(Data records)
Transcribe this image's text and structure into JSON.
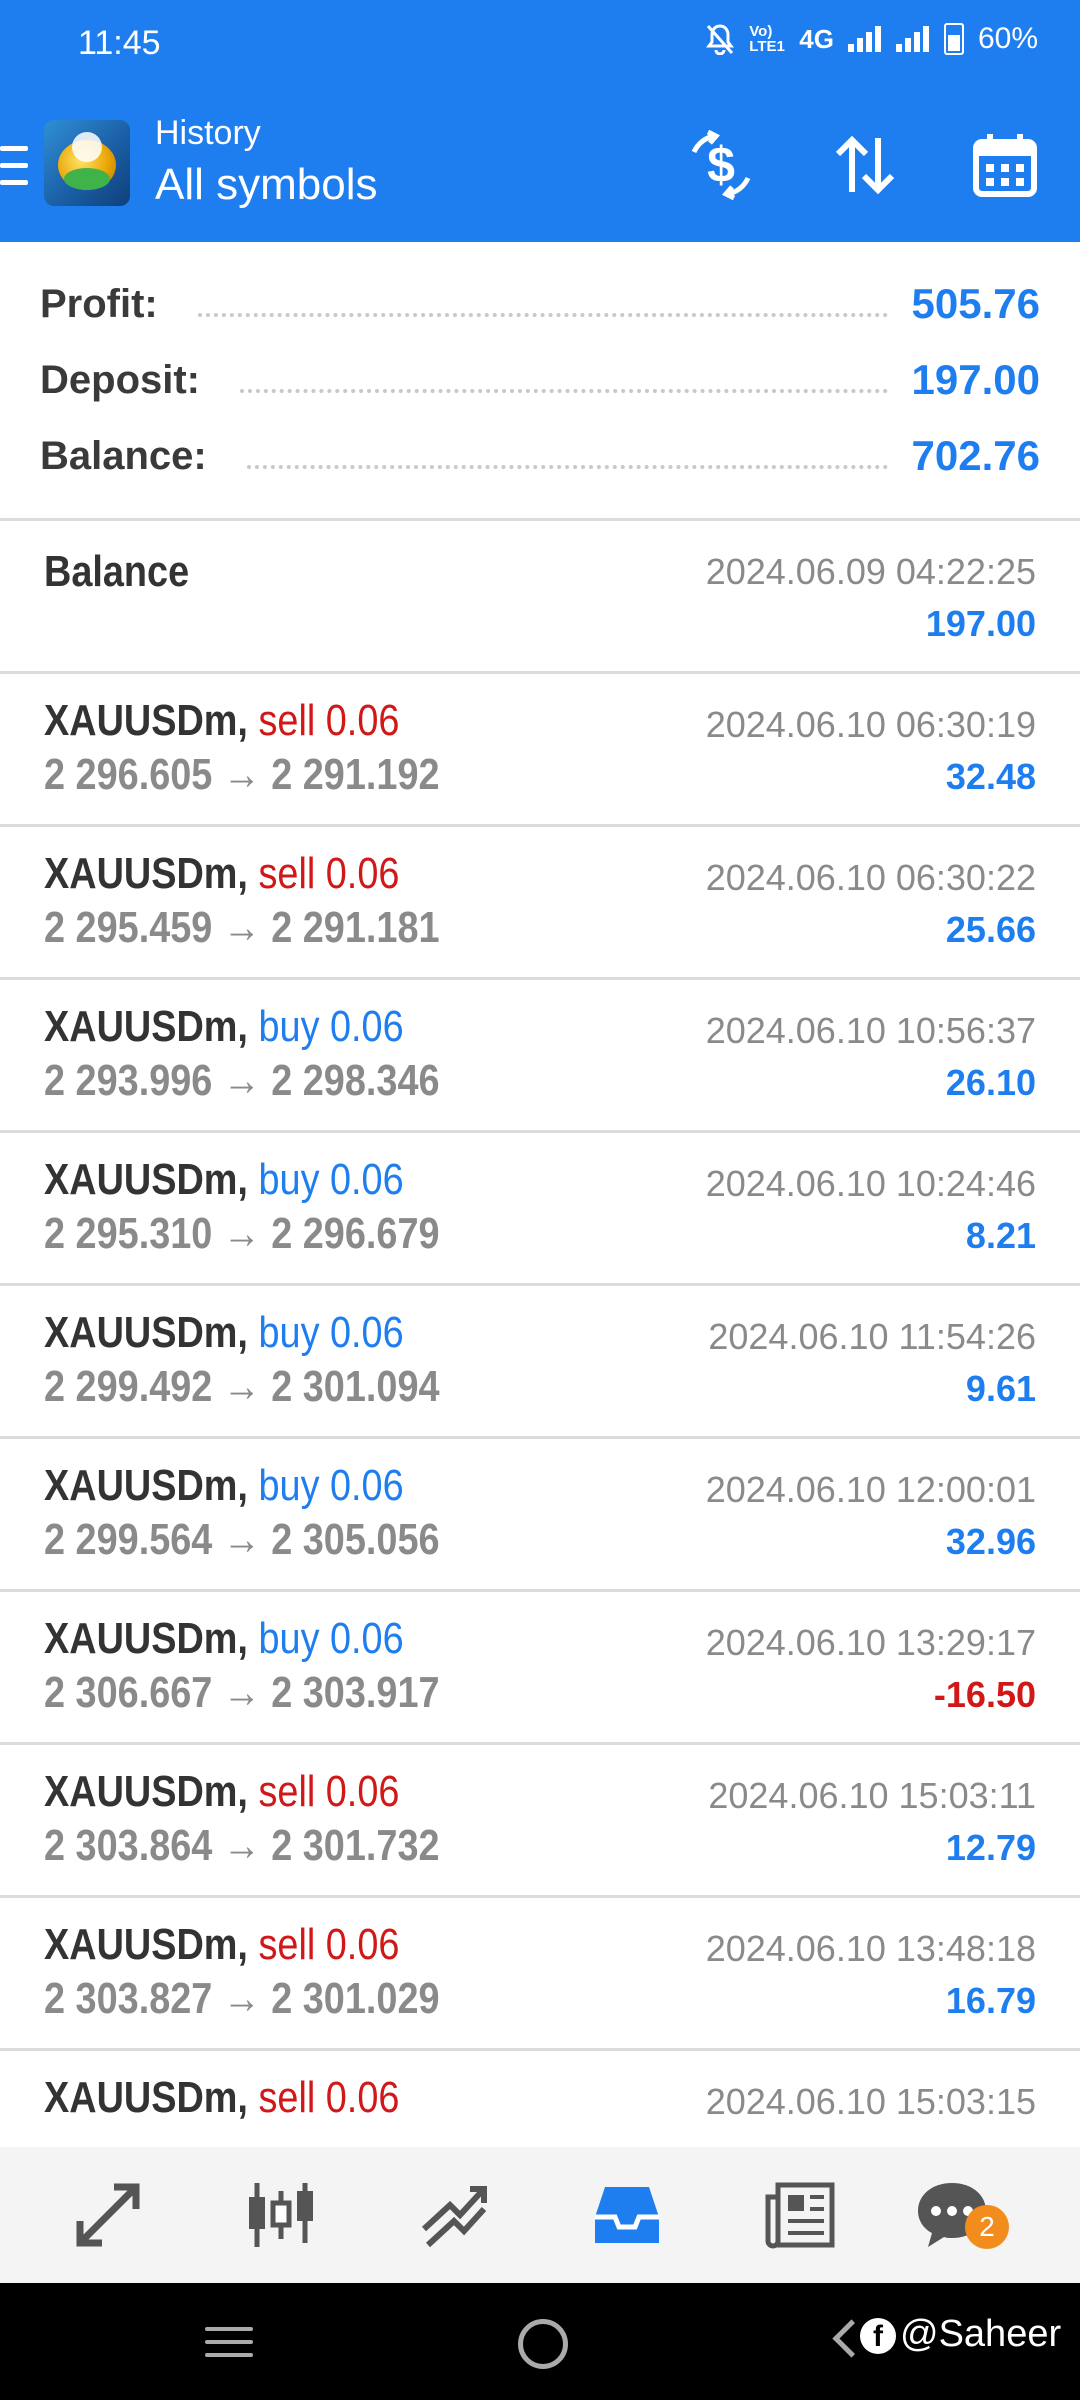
{
  "status_bar": {
    "time": "11:45",
    "network": "4G",
    "volte": "Vo) LTE1",
    "battery": "60%"
  },
  "header": {
    "subtitle": "History",
    "title": "All symbols"
  },
  "summary": {
    "profit_label": "Profit:",
    "profit_value": "505.76",
    "deposit_label": "Deposit:",
    "deposit_value": "197.00",
    "balance_label": "Balance:",
    "balance_value": "702.76"
  },
  "balance_entry": {
    "label": "Balance",
    "datetime": "2024.06.09 04:22:25",
    "amount": "197.00"
  },
  "trades": [
    {
      "symbol": "XAUUSDm,",
      "type": "sell 0.06",
      "side": "sell",
      "prices": "2 296.605 → 2 291.192",
      "datetime": "2024.06.10 06:30:19",
      "profit": "32.48"
    },
    {
      "symbol": "XAUUSDm,",
      "type": "sell 0.06",
      "side": "sell",
      "prices": "2 295.459 → 2 291.181",
      "datetime": "2024.06.10 06:30:22",
      "profit": "25.66"
    },
    {
      "symbol": "XAUUSDm,",
      "type": "buy 0.06",
      "side": "buy",
      "prices": "2 293.996 → 2 298.346",
      "datetime": "2024.06.10 10:56:37",
      "profit": "26.10"
    },
    {
      "symbol": "XAUUSDm,",
      "type": "buy 0.06",
      "side": "buy",
      "prices": "2 295.310 → 2 296.679",
      "datetime": "2024.06.10 10:24:46",
      "profit": "8.21"
    },
    {
      "symbol": "XAUUSDm,",
      "type": "buy 0.06",
      "side": "buy",
      "prices": "2 299.492 → 2 301.094",
      "datetime": "2024.06.10 11:54:26",
      "profit": "9.61"
    },
    {
      "symbol": "XAUUSDm,",
      "type": "buy 0.06",
      "side": "buy",
      "prices": "2 299.564 → 2 305.056",
      "datetime": "2024.06.10 12:00:01",
      "profit": "32.96"
    },
    {
      "symbol": "XAUUSDm,",
      "type": "buy 0.06",
      "side": "buy",
      "prices": "2 306.667 → 2 303.917",
      "datetime": "2024.06.10 13:29:17",
      "profit": "-16.50"
    },
    {
      "symbol": "XAUUSDm,",
      "type": "sell 0.06",
      "side": "sell",
      "prices": "2 303.864 → 2 301.732",
      "datetime": "2024.06.10 15:03:11",
      "profit": "12.79"
    },
    {
      "symbol": "XAUUSDm,",
      "type": "sell 0.06",
      "side": "sell",
      "prices": "2 303.827 → 2 301.029",
      "datetime": "2024.06.10 13:48:18",
      "profit": "16.79"
    },
    {
      "symbol": "XAUUSDm,",
      "type": "sell 0.06",
      "side": "sell",
      "prices": "",
      "datetime": "2024.06.10 15:03:15",
      "profit": ""
    }
  ],
  "bottom_nav": {
    "items": [
      "quotes-icon",
      "chart-icon",
      "trade-icon",
      "history-icon",
      "news-icon",
      "chat-icon"
    ],
    "active": "history-icon",
    "chat_badge": "2"
  },
  "watermark": "@Saheer",
  "colors": {
    "accent": "#1e7ef0",
    "sell": "#d01818",
    "buy": "#1e7ef0",
    "negative": "#d01818"
  }
}
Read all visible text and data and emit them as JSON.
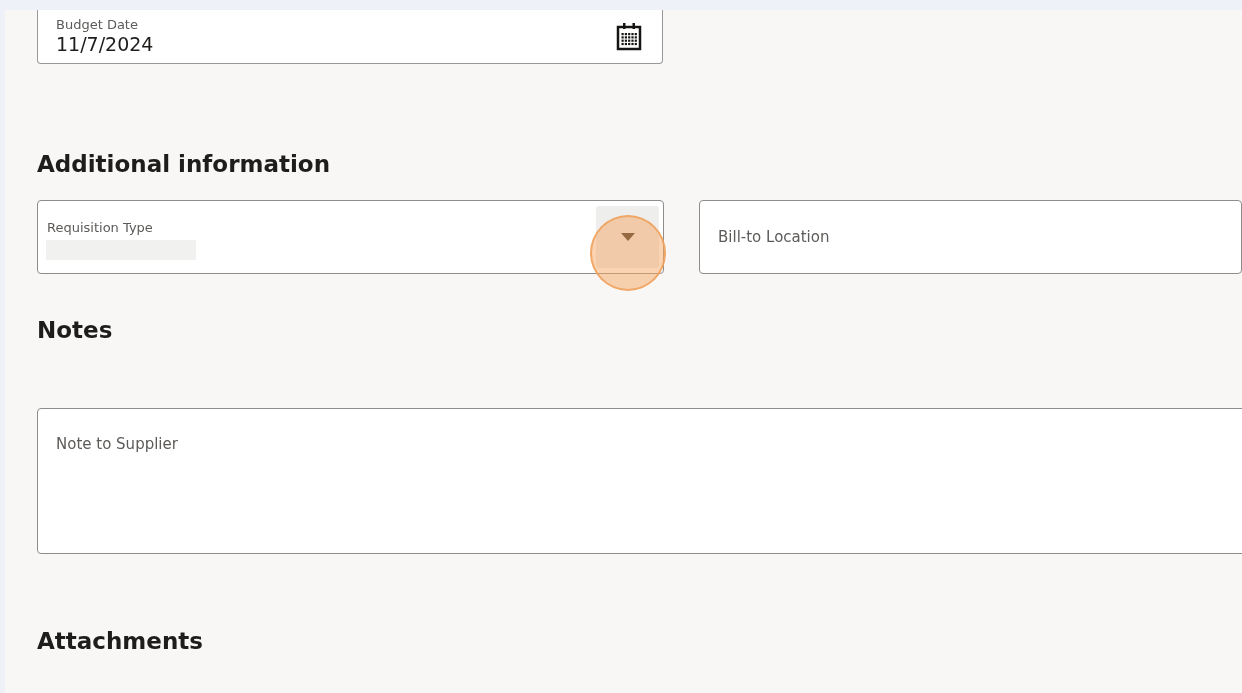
{
  "budget_date": {
    "label": "Budget Date",
    "value": "11/7/2024"
  },
  "additional_information": {
    "heading": "Additional information",
    "requisition_type": {
      "label": "Requisition Type"
    },
    "bill_to_location": {
      "placeholder": "Bill-to Location"
    }
  },
  "notes": {
    "heading": "Notes",
    "note_to_supplier": {
      "placeholder": "Note to Supplier"
    }
  },
  "attachments": {
    "heading": "Attachments"
  }
}
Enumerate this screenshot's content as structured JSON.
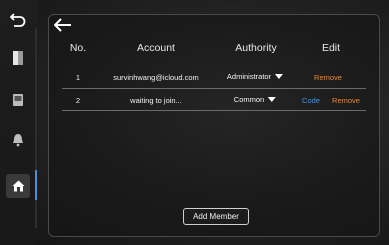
{
  "sidebar": {
    "items": [
      {
        "icon": "undo-arrow-icon"
      },
      {
        "icon": "door-icon"
      },
      {
        "icon": "tablet-icon"
      },
      {
        "icon": "bell-icon"
      },
      {
        "icon": "home-icon",
        "active": true
      }
    ]
  },
  "header": {
    "back_icon": "left-arrow-icon"
  },
  "table": {
    "columns": [
      "No.",
      "Account",
      "Authority",
      "Edit"
    ],
    "rows": [
      {
        "no": "1",
        "account": "survinhwang@icloud.com",
        "authority": "Administrator",
        "edit": {
          "remove": "Remove"
        }
      },
      {
        "no": "2",
        "account": "waiting to join...",
        "authority": "Common",
        "edit": {
          "code": "Code",
          "remove": "Remove"
        }
      }
    ]
  },
  "footer": {
    "add_member_label": "Add Member"
  },
  "colors": {
    "remove": "#e08a3a",
    "code": "#4a90d9",
    "active_rail": "#4a90d9"
  }
}
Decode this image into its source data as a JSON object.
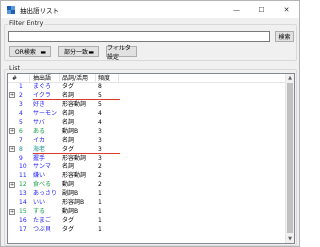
{
  "window": {
    "title": "抽出語リスト",
    "controls": [
      "—",
      "☐",
      "✕"
    ]
  },
  "filter": {
    "group_label": "Filter Entry",
    "input_value": "",
    "search_label": "検索",
    "or_label": "OR検索",
    "partial_label": "部分一致",
    "filterset_label": "フィルタ設定"
  },
  "list": {
    "group_label": "List",
    "columns": [
      "#",
      "抽出語",
      "品詞/活用",
      "頻度"
    ],
    "rows": [
      {
        "exp": "",
        "num": "1",
        "word": "まぐろ",
        "pos": "タグ",
        "freq": "8",
        "style": "blue"
      },
      {
        "exp": "+",
        "num": "2",
        "word": "イクラ",
        "pos": "名詞",
        "freq": "5",
        "style": "blue",
        "underline": true
      },
      {
        "exp": "",
        "num": "3",
        "word": "好き",
        "pos": "形容動詞",
        "freq": "5",
        "style": "blue"
      },
      {
        "exp": "",
        "num": "4",
        "word": "サーモン",
        "pos": "名詞",
        "freq": "4",
        "style": "blue"
      },
      {
        "exp": "",
        "num": "5",
        "word": "サバ",
        "pos": "名詞",
        "freq": "4",
        "style": "blue"
      },
      {
        "exp": "+",
        "num": "6",
        "word": "ある",
        "pos": "動詞B",
        "freq": "3",
        "style": "green"
      },
      {
        "exp": "",
        "num": "7",
        "word": "イカ",
        "pos": "名詞",
        "freq": "3",
        "style": "blue"
      },
      {
        "exp": "+",
        "num": "8",
        "word": "海老",
        "pos": "タグ",
        "freq": "3",
        "style": "teal",
        "underline": true
      },
      {
        "exp": "",
        "num": "9",
        "word": "握手",
        "pos": "形容動詞",
        "freq": "3",
        "style": "blue"
      },
      {
        "exp": "",
        "num": "10",
        "word": "サンマ",
        "pos": "名詞",
        "freq": "2",
        "style": "blue"
      },
      {
        "exp": "",
        "num": "11",
        "word": "嫌い",
        "pos": "形容動詞",
        "freq": "2",
        "style": "blue"
      },
      {
        "exp": "+",
        "num": "12",
        "word": "食べる",
        "pos": "動詞",
        "freq": "2",
        "style": "green"
      },
      {
        "exp": "",
        "num": "13",
        "word": "あっさり",
        "pos": "副詞B",
        "freq": "1",
        "style": "blue"
      },
      {
        "exp": "",
        "num": "14",
        "word": "いい",
        "pos": "形容詞B",
        "freq": "1",
        "style": "blue"
      },
      {
        "exp": "+",
        "num": "15",
        "word": "する",
        "pos": "動詞B",
        "freq": "1",
        "style": "green"
      },
      {
        "exp": "",
        "num": "16",
        "word": "たまご",
        "pos": "タグ",
        "freq": "1",
        "style": "blue"
      },
      {
        "exp": "",
        "num": "17",
        "word": "つぶ貝",
        "pos": "タグ",
        "freq": "1",
        "style": "blue"
      }
    ]
  },
  "colors": {
    "word_blue": "#1c1cff",
    "word_green": "#16a04a",
    "word_teal": "#1a8f8f",
    "annotation_red": "#e0392b"
  }
}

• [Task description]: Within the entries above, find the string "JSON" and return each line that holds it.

• [Answer]:
Transcribe this image's text and structure into JSON.
Read all visible text and data and emit them as JSON.
Enumerate this screenshot's content as structured JSON.
Decode this image into its source data as a JSON object.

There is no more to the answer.